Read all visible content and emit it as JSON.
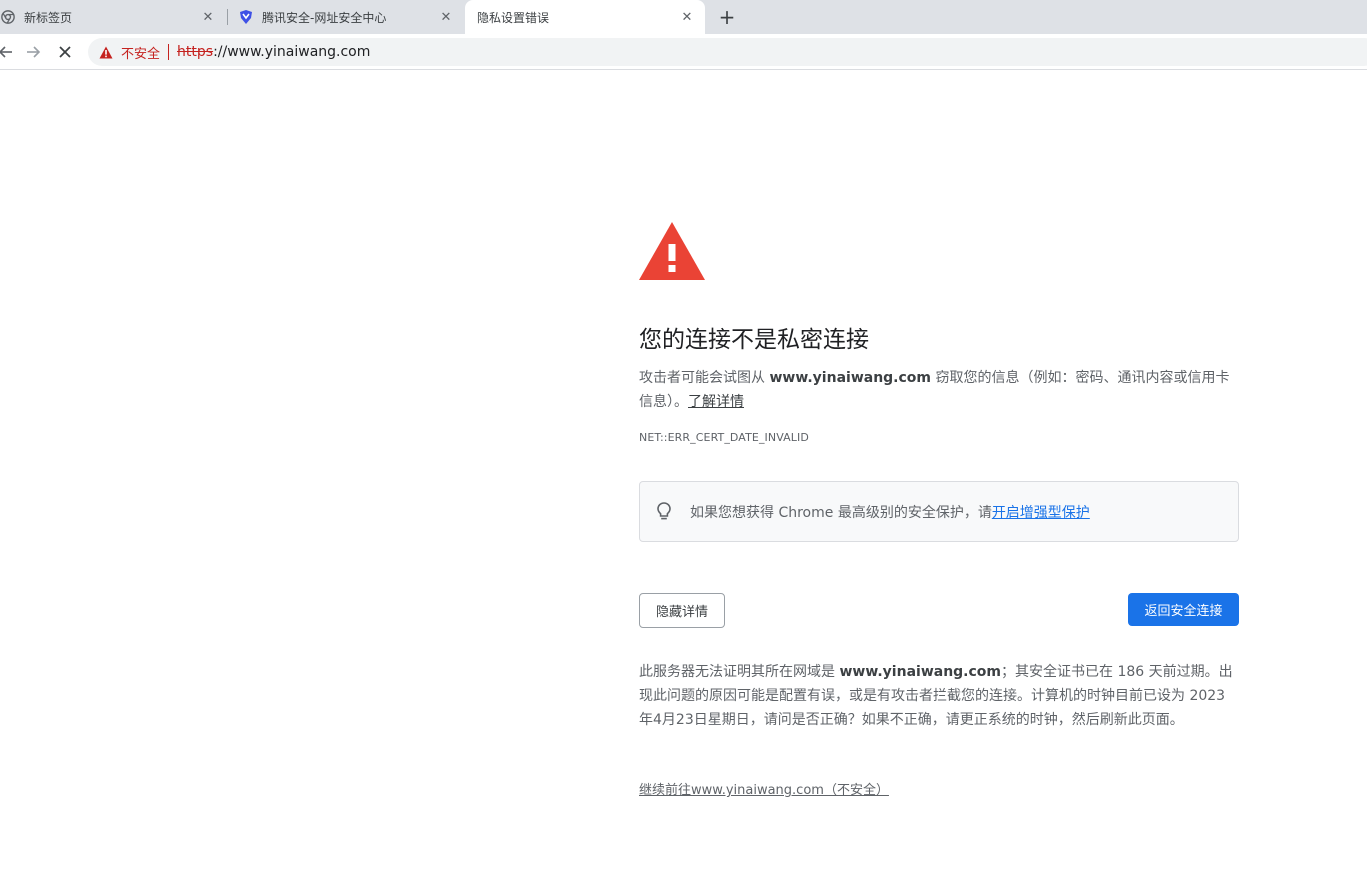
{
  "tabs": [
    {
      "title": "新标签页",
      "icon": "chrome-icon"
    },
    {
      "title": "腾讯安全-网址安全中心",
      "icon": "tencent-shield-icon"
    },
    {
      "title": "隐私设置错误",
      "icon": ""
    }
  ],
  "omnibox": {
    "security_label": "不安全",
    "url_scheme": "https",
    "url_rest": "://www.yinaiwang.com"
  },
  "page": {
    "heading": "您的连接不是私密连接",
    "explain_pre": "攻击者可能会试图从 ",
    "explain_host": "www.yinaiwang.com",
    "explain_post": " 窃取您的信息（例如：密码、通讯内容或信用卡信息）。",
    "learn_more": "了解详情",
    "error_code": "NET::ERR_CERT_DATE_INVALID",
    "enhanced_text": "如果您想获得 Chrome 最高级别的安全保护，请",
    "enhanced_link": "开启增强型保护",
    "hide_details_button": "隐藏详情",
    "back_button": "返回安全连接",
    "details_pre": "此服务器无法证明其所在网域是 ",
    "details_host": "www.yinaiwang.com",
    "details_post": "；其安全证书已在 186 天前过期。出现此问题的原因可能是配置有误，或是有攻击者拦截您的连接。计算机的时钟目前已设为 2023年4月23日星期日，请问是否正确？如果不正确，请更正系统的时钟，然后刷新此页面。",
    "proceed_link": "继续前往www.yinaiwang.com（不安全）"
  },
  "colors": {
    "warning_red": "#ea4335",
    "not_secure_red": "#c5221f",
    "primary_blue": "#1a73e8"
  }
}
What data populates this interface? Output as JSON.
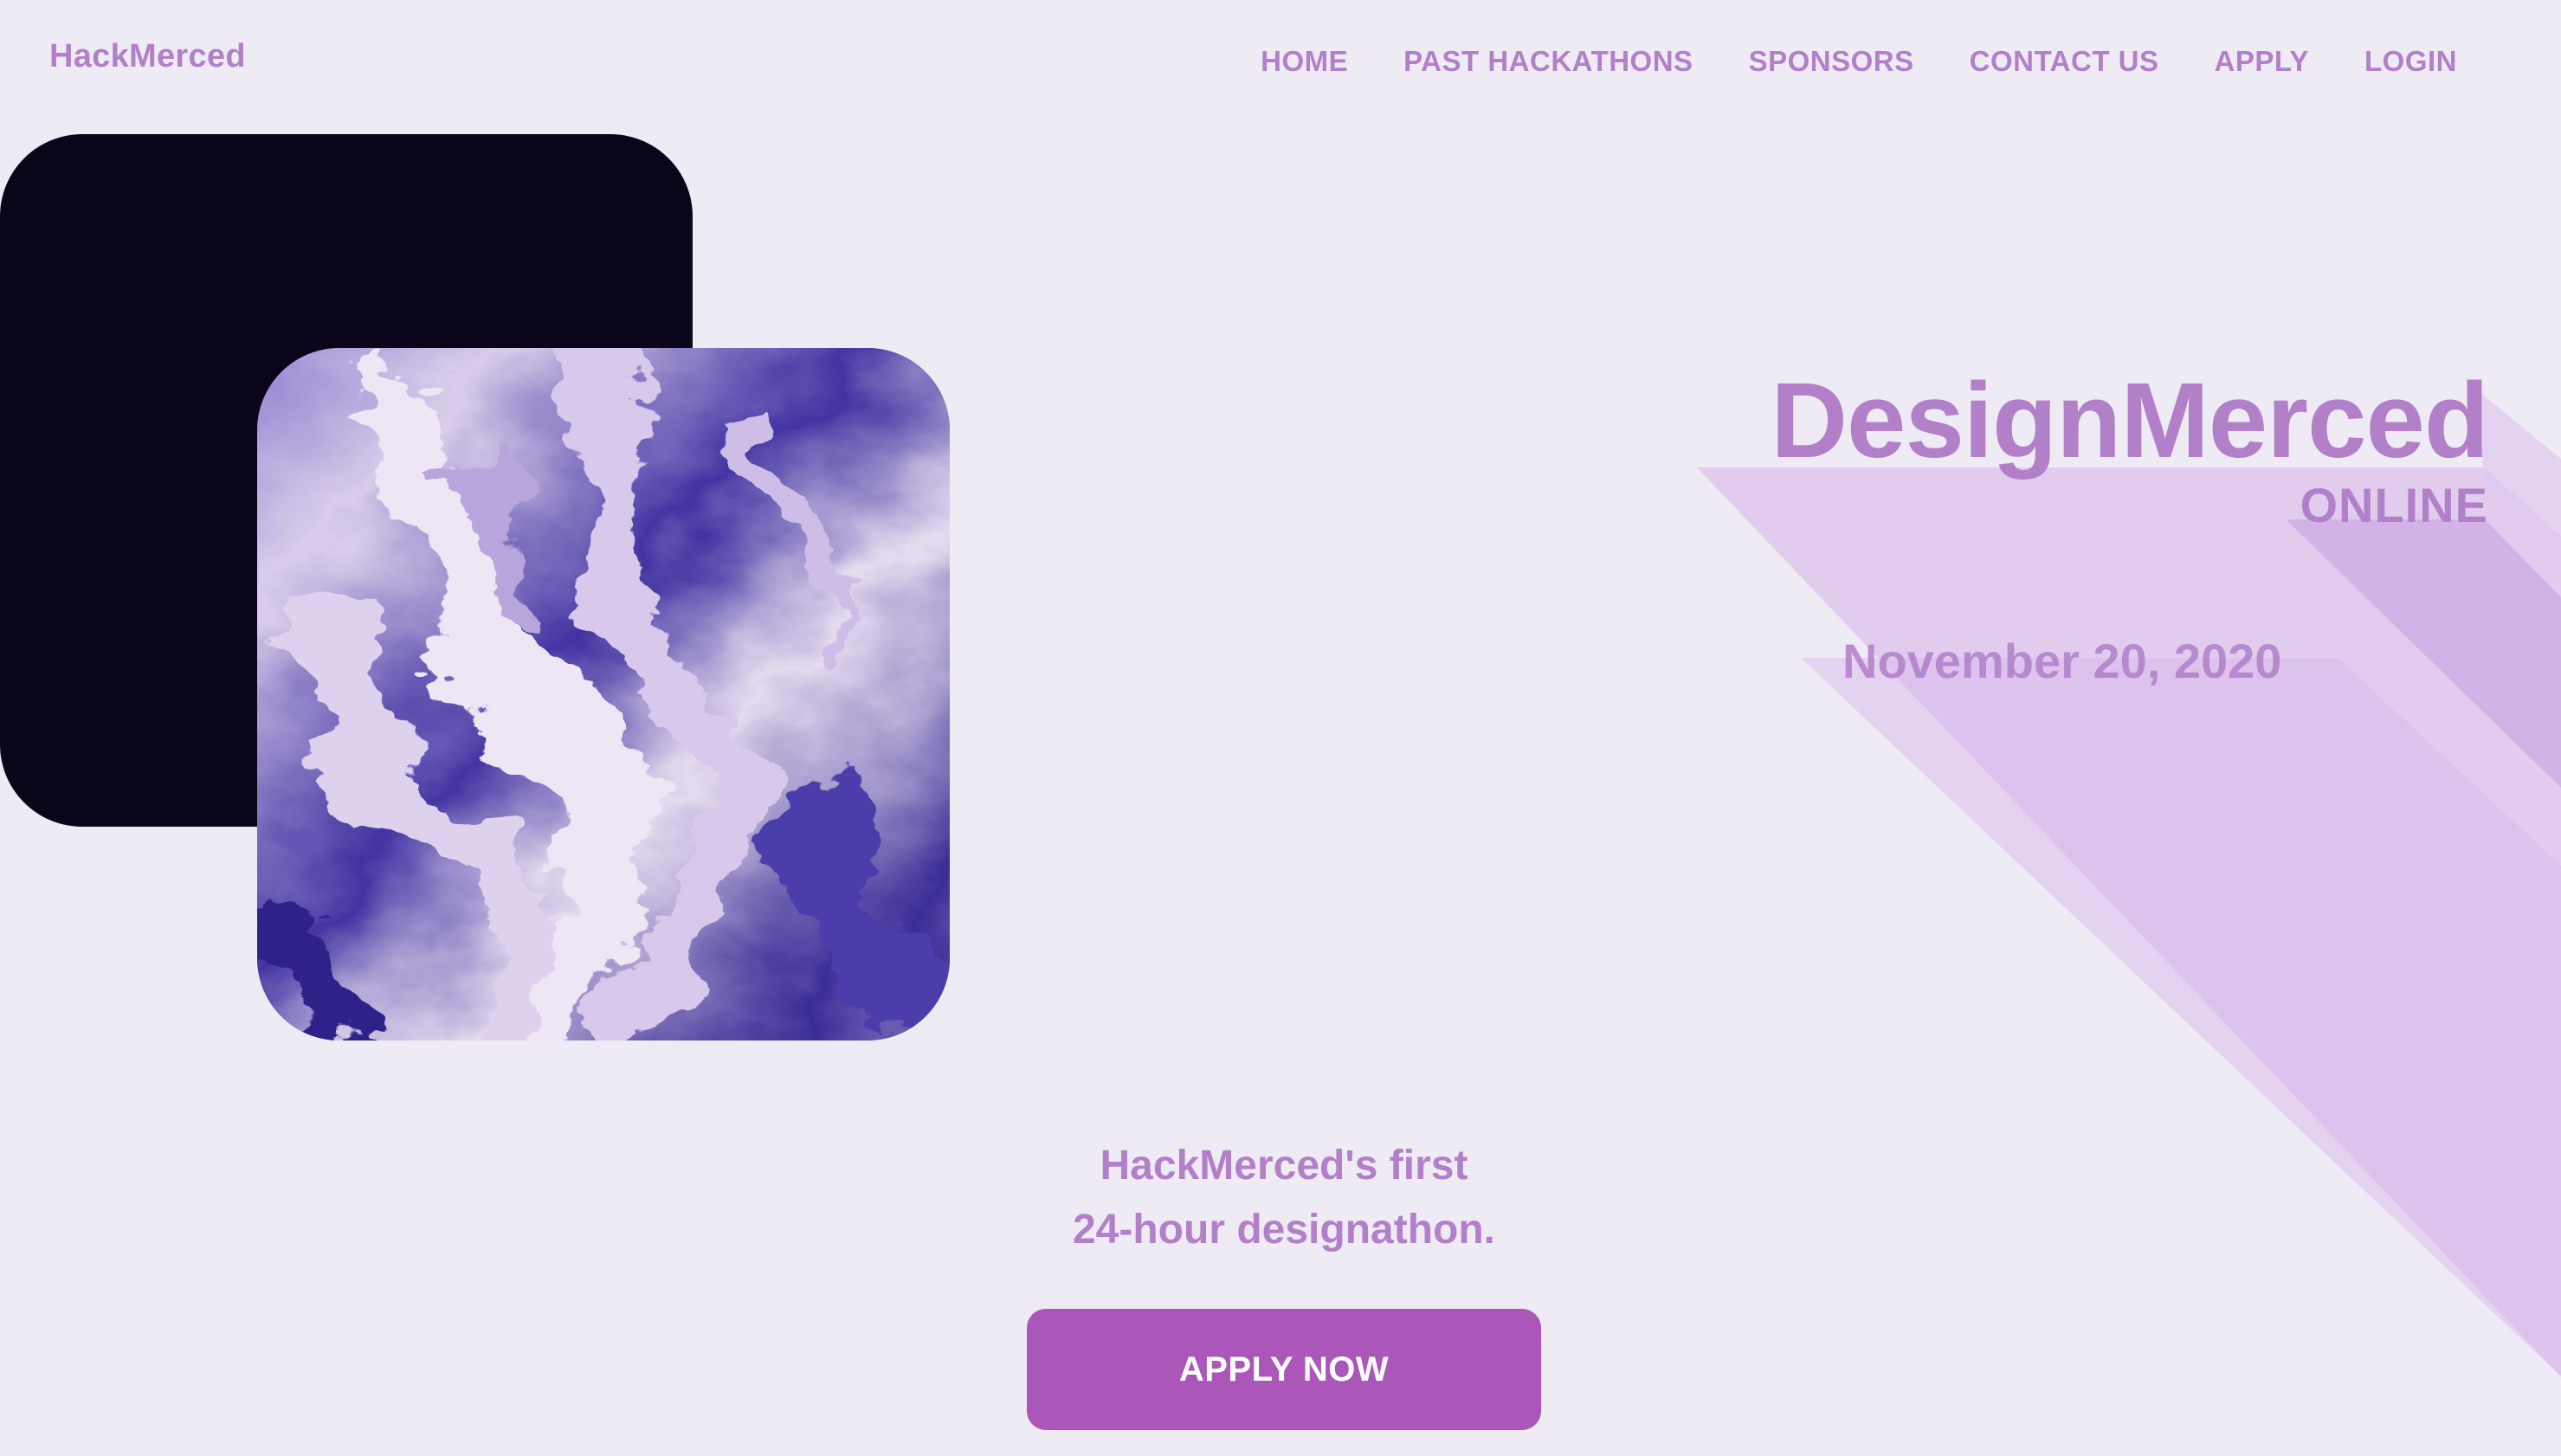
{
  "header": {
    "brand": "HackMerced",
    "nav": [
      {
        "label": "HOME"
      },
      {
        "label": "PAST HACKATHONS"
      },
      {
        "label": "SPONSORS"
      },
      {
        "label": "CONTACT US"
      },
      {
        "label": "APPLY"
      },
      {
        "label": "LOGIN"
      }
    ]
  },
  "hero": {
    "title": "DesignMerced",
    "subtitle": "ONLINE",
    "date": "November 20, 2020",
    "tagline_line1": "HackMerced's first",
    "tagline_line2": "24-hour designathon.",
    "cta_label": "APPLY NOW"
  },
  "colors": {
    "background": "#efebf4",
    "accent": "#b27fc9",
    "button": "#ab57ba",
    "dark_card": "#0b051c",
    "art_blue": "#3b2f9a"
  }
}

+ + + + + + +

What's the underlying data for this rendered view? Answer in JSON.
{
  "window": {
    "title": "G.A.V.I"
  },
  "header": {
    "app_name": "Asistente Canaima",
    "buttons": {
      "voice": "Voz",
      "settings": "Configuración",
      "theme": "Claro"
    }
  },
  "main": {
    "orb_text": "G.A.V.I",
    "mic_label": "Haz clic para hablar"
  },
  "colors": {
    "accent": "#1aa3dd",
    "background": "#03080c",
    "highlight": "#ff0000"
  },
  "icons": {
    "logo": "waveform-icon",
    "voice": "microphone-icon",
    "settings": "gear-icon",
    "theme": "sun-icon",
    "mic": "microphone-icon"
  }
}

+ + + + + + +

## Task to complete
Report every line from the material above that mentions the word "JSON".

## Written solution
Read all visible content and emit it as JSON.
What data populates this interface? Output as JSON.
What's the underlying data for this rendered view? Answer in JSON.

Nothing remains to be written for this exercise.